_MATERIAL SUPPLIED_
┌──

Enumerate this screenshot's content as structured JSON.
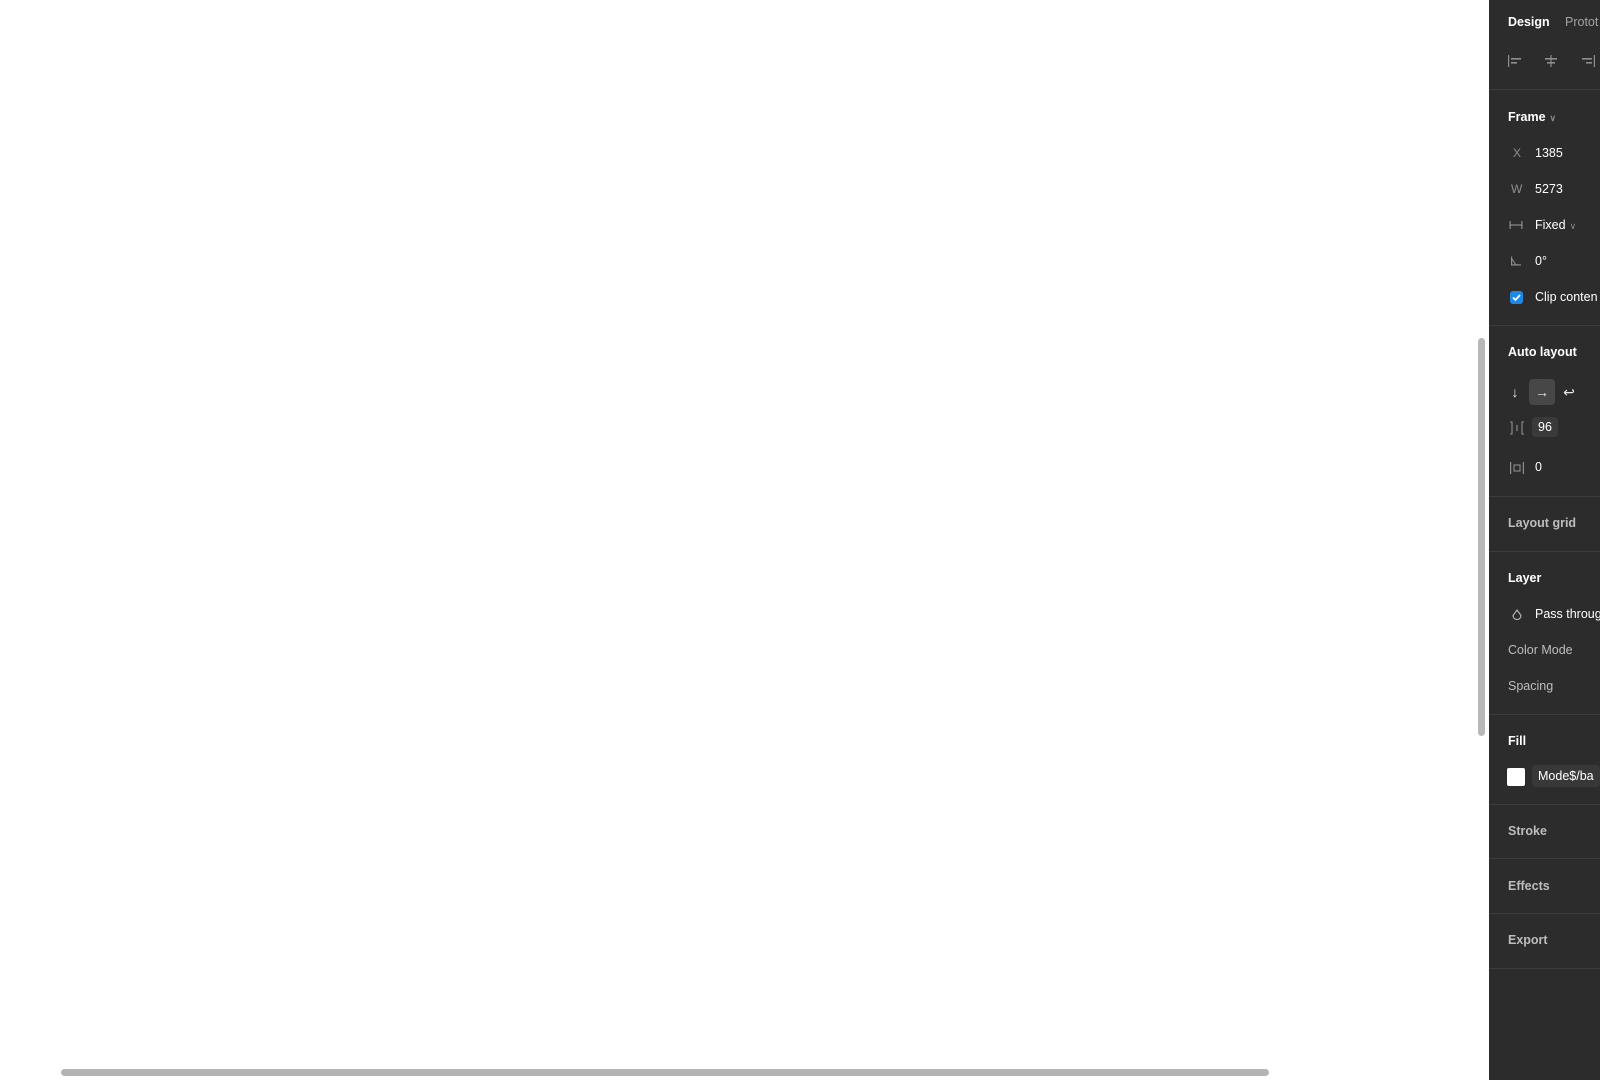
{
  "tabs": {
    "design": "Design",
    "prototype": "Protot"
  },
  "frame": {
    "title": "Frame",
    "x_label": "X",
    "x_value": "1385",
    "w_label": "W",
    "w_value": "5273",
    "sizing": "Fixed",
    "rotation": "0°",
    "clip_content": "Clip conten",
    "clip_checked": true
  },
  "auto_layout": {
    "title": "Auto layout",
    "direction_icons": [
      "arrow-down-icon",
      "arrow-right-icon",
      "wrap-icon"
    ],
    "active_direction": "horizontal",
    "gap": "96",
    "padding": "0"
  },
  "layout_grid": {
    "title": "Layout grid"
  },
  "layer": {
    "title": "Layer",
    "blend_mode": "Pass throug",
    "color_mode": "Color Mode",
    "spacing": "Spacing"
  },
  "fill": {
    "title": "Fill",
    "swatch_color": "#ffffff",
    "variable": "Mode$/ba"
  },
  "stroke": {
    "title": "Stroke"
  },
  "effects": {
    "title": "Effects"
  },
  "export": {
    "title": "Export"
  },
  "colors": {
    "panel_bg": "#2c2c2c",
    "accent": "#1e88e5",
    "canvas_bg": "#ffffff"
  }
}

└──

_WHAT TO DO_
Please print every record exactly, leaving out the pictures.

_EXERCISE RESPONSE_
Enumerate this screenshot's content as structured JSON.
{
  "tabs": {
    "design": "Design",
    "prototype": "Protot"
  },
  "frame": {
    "title": "Frame",
    "x_label": "X",
    "x_value": "1385",
    "w_label": "W",
    "w_value": "5273",
    "sizing": "Fixed",
    "rotation": "0°",
    "clip_content": "Clip conten",
    "clip_checked": true
  },
  "auto_layout": {
    "title": "Auto layout",
    "direction_icons": [
      "arrow-down-icon",
      "arrow-right-icon",
      "wrap-icon"
    ],
    "active_direction": "horizontal",
    "gap": "96",
    "padding": "0"
  },
  "layout_grid": {
    "title": "Layout grid"
  },
  "layer": {
    "title": "Layer",
    "blend_mode": "Pass throug",
    "color_mode": "Color Mode",
    "spacing": "Spacing"
  },
  "fill": {
    "title": "Fill",
    "swatch_color": "#ffffff",
    "variable": "Mode$/ba"
  },
  "stroke": {
    "title": "Stroke"
  },
  "effects": {
    "title": "Effects"
  },
  "export": {
    "title": "Export"
  },
  "colors": {
    "panel_bg": "#2c2c2c",
    "accent": "#1e88e5",
    "canvas_bg": "#ffffff"
  }
}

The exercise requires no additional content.